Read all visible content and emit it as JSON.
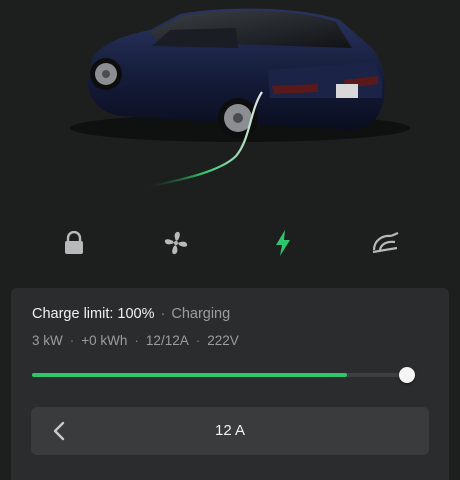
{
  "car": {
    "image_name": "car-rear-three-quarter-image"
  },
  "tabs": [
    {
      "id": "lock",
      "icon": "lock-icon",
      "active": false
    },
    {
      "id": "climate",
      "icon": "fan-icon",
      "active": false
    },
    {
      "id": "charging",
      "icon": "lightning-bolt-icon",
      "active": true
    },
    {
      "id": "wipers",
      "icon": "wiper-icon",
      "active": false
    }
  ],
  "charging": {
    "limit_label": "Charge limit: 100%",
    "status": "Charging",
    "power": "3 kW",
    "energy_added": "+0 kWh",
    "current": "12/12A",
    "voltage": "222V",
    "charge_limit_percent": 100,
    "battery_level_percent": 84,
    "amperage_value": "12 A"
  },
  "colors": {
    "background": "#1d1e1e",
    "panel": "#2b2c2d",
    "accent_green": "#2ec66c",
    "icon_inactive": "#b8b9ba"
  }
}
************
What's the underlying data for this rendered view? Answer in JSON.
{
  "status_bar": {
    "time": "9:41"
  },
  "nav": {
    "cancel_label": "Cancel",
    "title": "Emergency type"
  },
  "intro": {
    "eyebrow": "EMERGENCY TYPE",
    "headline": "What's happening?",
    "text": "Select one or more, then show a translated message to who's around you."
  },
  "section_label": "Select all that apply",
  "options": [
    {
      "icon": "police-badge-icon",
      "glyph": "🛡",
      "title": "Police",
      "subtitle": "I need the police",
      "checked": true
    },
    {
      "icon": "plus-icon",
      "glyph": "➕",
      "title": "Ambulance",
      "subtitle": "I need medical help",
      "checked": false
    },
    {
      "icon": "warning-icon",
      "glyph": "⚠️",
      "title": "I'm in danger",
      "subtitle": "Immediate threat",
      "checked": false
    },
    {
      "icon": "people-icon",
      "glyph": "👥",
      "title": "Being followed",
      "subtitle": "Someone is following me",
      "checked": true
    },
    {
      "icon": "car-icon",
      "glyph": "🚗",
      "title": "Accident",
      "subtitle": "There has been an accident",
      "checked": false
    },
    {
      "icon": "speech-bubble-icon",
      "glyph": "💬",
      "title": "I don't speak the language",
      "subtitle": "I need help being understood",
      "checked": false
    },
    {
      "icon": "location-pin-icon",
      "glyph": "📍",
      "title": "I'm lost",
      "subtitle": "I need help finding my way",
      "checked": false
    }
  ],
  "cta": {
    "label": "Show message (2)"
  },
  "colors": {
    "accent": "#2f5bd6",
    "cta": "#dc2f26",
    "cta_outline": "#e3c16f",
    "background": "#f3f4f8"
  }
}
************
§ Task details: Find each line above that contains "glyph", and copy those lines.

§ Response to this exercise:
      "glyph": "🛡",
      "glyph": "➕",
      "glyph": "⚠️",
      "glyph": "👥",
      "glyph": "🚗",
      "glyph": "💬",
      "glyph": "📍",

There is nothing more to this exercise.